Aiming to foster enhanced collaboration and unveil new avenues of innovation between the Indo-Korean startup ecosystems, the Startup Incubation and Innovation Centre (SIIC), IIT Kanpur hosted the Indo Korean Knowledge Exchange Workshop 2023 at its Noida Outreach Centre.
The event saw participation from over 8 Korean startups spanning across sectors such as automobile, media, emerging technologies, transportation, fintech, and lifestyle.
Dr. Nikhil Agarwal, CEO, SIIC and AIIDE-CoE, IIT Kanpur, informed the participants about the burgeoning alliance with the Unicorn Incubator, which initiated around a year ago and has since matured into a significant platform for Indo-Korean exchanges.
Post the initial dialogues, Dr. Agarwal said, the Unicorn Incubator manifested interest in having SIIC host a Korean delegation, thereby exhibiting the enthusiasm of various Korean firms in establishing a foothold in India.

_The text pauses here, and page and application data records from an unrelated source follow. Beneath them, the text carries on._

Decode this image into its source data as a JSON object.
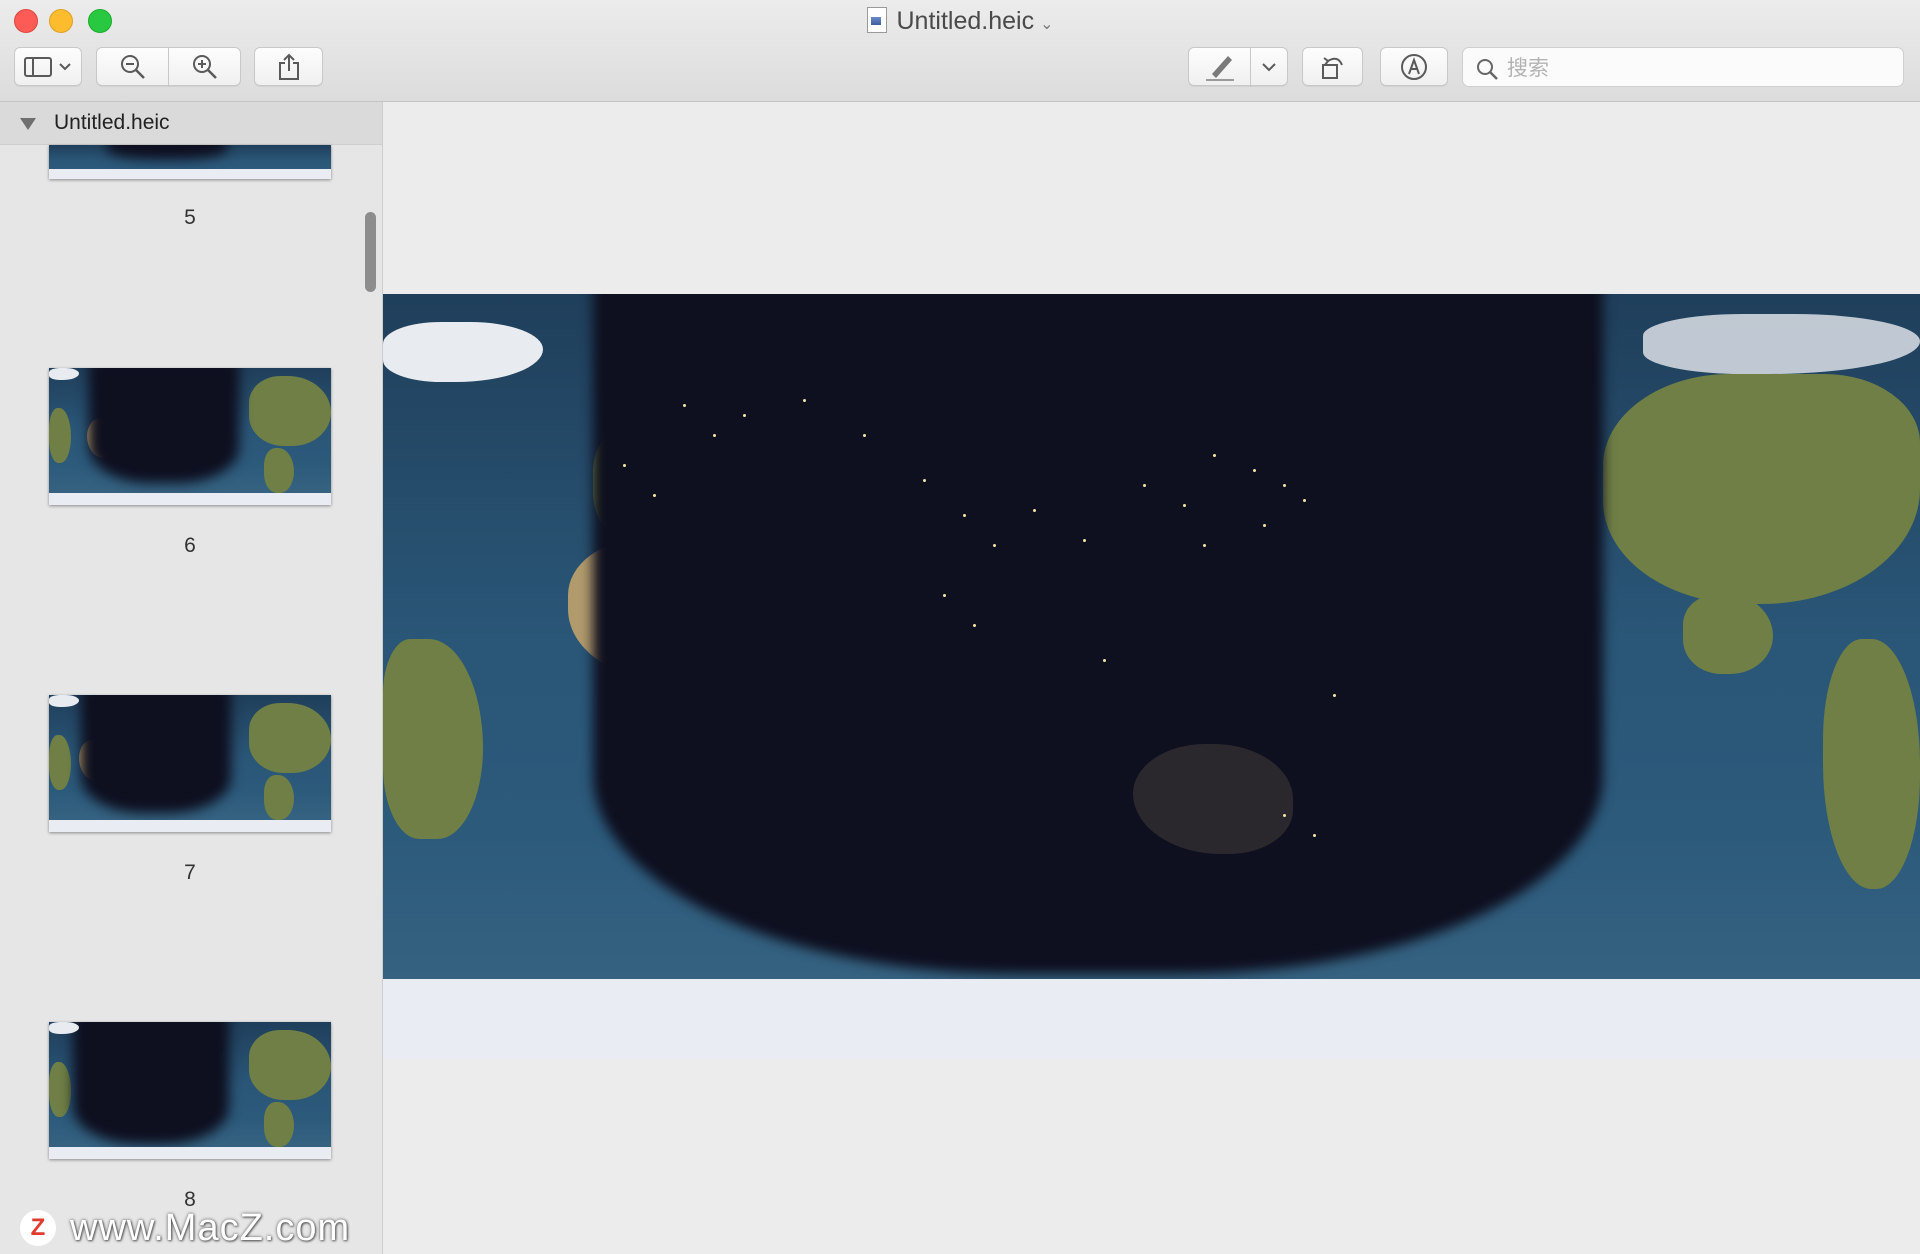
{
  "window": {
    "title": "Untitled.heic",
    "title_caret": "⌄",
    "traffic_lights": [
      "close",
      "minimize",
      "zoom"
    ]
  },
  "toolbar": {
    "buttons": [
      {
        "name": "sidebar-toggle",
        "icon": "sidebar-icon"
      },
      {
        "name": "zoom-out",
        "icon": "zoom-out-icon"
      },
      {
        "name": "zoom-in",
        "icon": "zoom-in-icon"
      },
      {
        "name": "share",
        "icon": "share-icon"
      },
      {
        "name": "highlight",
        "icon": "pen-icon"
      },
      {
        "name": "rotate",
        "icon": "rotate-icon"
      },
      {
        "name": "markup",
        "icon": "markup-icon"
      }
    ],
    "search_placeholder": "搜索"
  },
  "sidebar": {
    "header_label": "Untitled.heic",
    "pages": [
      {
        "number": "5"
      },
      {
        "number": "6"
      },
      {
        "number": "7"
      },
      {
        "number": "8"
      }
    ]
  },
  "watermark": {
    "logo_letter": "Z",
    "text": "www.MacZ.com"
  },
  "colors": {
    "close": "#fd5b56",
    "minimize": "#fdbc2e",
    "zoom": "#28c940",
    "night": "#0e0f1f",
    "ocean": "#2a5677"
  }
}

He noted that a majority of these firms are in their growth phase, with some boasting business operations surpassing $70 million. Their primary focus revolves around technological and business collaborations, importing Korean technology to India, and tapping into the Indian talent reservoir.
“Numerous Korean companies are keen on establishing a base in India… They are primarily interested in technological and business collaboration,” Dr. Agarwal reiterated, shedding light on the intent of the Korean entities present.
Highlighting the essence of deep collaboration, Dr. Agarwal delved into the comprehension that large-scale Korean companies possess about the Indian market, often outpacing the understanding of some Indian counterparts.
He cited the significant inroads made by brands like LG, Hyundai, Kia, and Samsung into the Indian market, becoming household names. He said on the commonality of finding Korean brand appliances in urban middle-class homes, indicating the substantial market penetration achieved.
The discourse also touched the enduring India-Korea camaraderie, especially in the context of celebrating anniversaries of Indian independence and India-Korea friendship. The primary agenda steers towards nurturing technological collaborations and potentially forging joint ventures in India, thereby unlocking doors for partnerships and business interactions in both nations.
Dr. Agarwal also highlighted the appeal that the Korean market, extending its wings to the broader oriental region including Vietnam, Indonesia, Japan, and parts of Malaysia, holds for several Indian FinTech, cybersecurity, and AI enterprises. He lauded Seoul's startup-friendly ambiance, drawing parallels with New York.
Addressing the established networks Korean firms have with entities in Silicon Valley and Israeli companies, Dr. Agarwal acknowledged that the Indian ecosystem is relatively nascent to Korean startups.
Initiatives are underway to bridge this divide, with the inaugural batch of incubation companies having touched down in India. They have been accorded soft launch opportunities to kickstart their ventures in India, supplemented with assistance in securing space, residency, and legal and banking support.
“The primary objective is to foster technological collaboration and possibly form joint ventures (JVs) in India,” Dr. Agarwal said, emphasising the ongoing efforts to delve into more exhaustive discussions and advocating for extended business engagements between Indo-Korean entities.
He cited India's demographic edge as a lucrative market for business ventures, urging the Korean startups to explore long terms partnership with Indian firms.